    • Quomodo substantiae in eo quod sint bonae sint cum non sint substantialia bona [also known as De hebdomadibus] (How Substances are Good in that they Exist, when They are not Substantially Good)
    • De fide Catholica
    • Contra Eutychen et Nestorium (Against Eutyches and Nestorius)
  • De consolatione Philosophiae (524–525).
  • De Trinitate (c. 520–21)
  • Utrum Pater et Filius et Spiritus Sanctus de divinitate substantialiter praedicentur (Whether Father and Son and Holy Spirit are Substantially Predicated of the Divinity)
  • Quomodo substantiae in eo quod sint bonae sint cum non sint substantialia bona [also known as De hebdomadibus] (How Substances are Good in that they Exist, when They are not Substantially Good)
  • De fide Catholica
  • Contra Eutychen et Nestorium (Against Eutyches and Nestorius)
  • Musica mundana — music of the spheres/world
  • Musica humana — harmony of human body and spiritual harmony
  • Musica instrumentalis — instrumental music
  • De Trinitate – "The Trinity", where he defends the Council of Chalcedon Trinitarian position, that God is in three persons who have no differences in nature. He argues against the Arian view of the nature of God, which put him at odds with the faith of Arian King of Italy.
  • Utrum Pater et filius et Spiritus Sanctus de divinitale substantialiter praedicentur – "Whether Father, Son and Holy Spirit are Substantially Predicated of the Divinity," A short work where he uses reason and Aristotelian epistemology to argue that the Catholic faiths' views of the nature of God are correct.
  • Quomodo substantiae
  • De fide catholica - On the Catholic Faith
  • Contra Eutychen et Nestorium – "Against Eutyches and Nestorius," from around 513, which dates it as the earliest of his theological works. Eutyches and Nestorius were contemporaries from the early to mid-5th century who held divergent Christological theologies. Boethius argues for a middle ground in conformity with Roman Catholic faith.
  • Attwater, Donald; Catherine Rachel John (1995). The Penguin Dictionary of Saints. London: Penguin Books. ISBN . OCLC 34361179. 
  • Baird, Forrest E.; Walter Kaufmann (2008). From Plato to Derrida. Upper Saddle River, New Jersey: Pearson Prentice Hall. ISBN . 
  • Chadwick, Henry (1981). Boethius, the Consolations of Music, Logic, Theology, and Philosophy. Oxford: Clarendon Press. ISBN . OCLC 8533668. 
  • Colish, Marcia L. (2002). Medieval Foundations of the Western Intellectual Tradition, 400-1400. New Haven: Yale University Press. ISBN . OCLC 185694056. 
  • Magee, John (1989). Boethius on Signification and Mind. Leiden: Brill. ISBN . 
  • Marenbon, John (2004). Boethius. Oxford: Oxford University Press. ISBN . OCLC 186379876. 
  • Marenbon, John (2009). The Cambridge Companion to Boethius. Cambridge: Cambridge University Press. ISBN . 
  • Suto, Taki (2011). Boethius on Mind, Grammar and Logic. A Study of Boethius' Commentaries on Peri Hermeneias. Cambridge: Brill. ISBN . 
  • Westfall, Joseph (2008). "Boethius: Kierkegaard and The Consolation". In Stewart, Jon. Kierkegaard and the Patristic and Medieval Traditions. Ashgate. pp. 207–222. ISBN . 
...
Wikipedia

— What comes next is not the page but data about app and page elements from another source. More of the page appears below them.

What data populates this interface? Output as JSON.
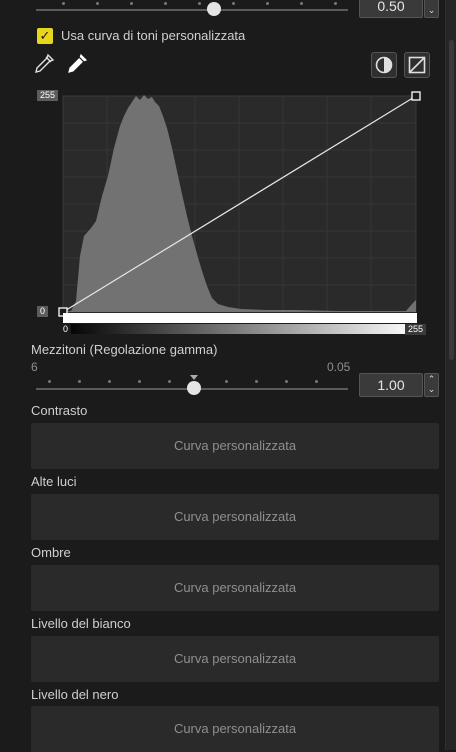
{
  "top_slider": {
    "value": "0.50",
    "level": 0.5
  },
  "custom_curve_checkbox": {
    "label": "Usa curva di toni personalizzata",
    "checked": true
  },
  "curve": {
    "max_tag": "255",
    "min_tag": "0",
    "gradient_min": "0",
    "gradient_max": "255",
    "points": [
      [
        0,
        0
      ],
      [
        255,
        255
      ]
    ]
  },
  "midtones": {
    "label": "Mezzitoni (Regolazione gamma)",
    "range_min": "6",
    "range_max": "0.05",
    "value": "1.00"
  },
  "sections": [
    {
      "label": "Contrasto",
      "button": "Curva personalizzata"
    },
    {
      "label": "Alte luci",
      "button": "Curva personalizzata"
    },
    {
      "label": "Ombre",
      "button": "Curva personalizzata"
    },
    {
      "label": "Livello del bianco",
      "button": "Curva personalizzata"
    },
    {
      "label": "Livello del nero",
      "button": "Curva personalizzata"
    }
  ],
  "icons": {
    "eyedropper_black": "eyedropper-icon",
    "eyedropper_white": "eyedropper-icon",
    "contrast": "contrast-icon",
    "reset_curve": "linear-curve-icon"
  }
}
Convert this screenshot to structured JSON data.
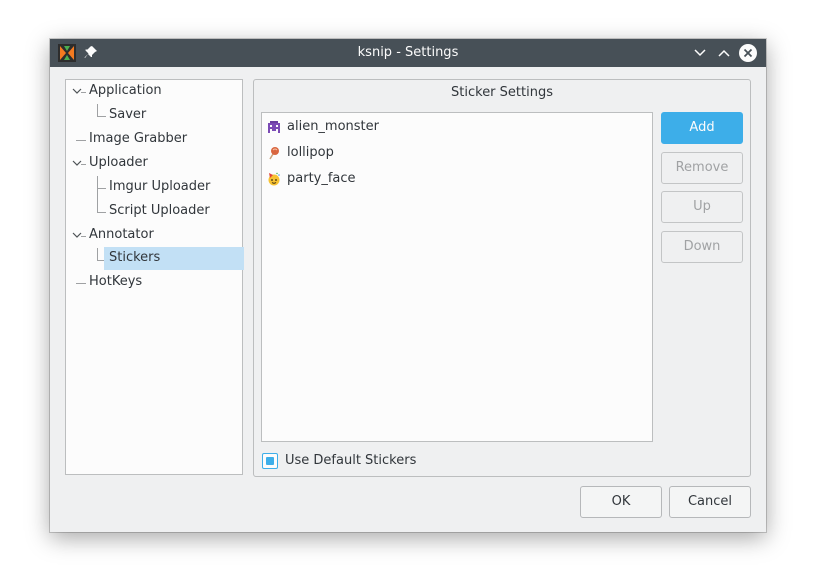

1,000 EXTRA POINTS!

Don't forget! that as one of our early users, you are eligible to receive the 1,000 point bonus as soon as you have created five (5) acceptable piglix.

...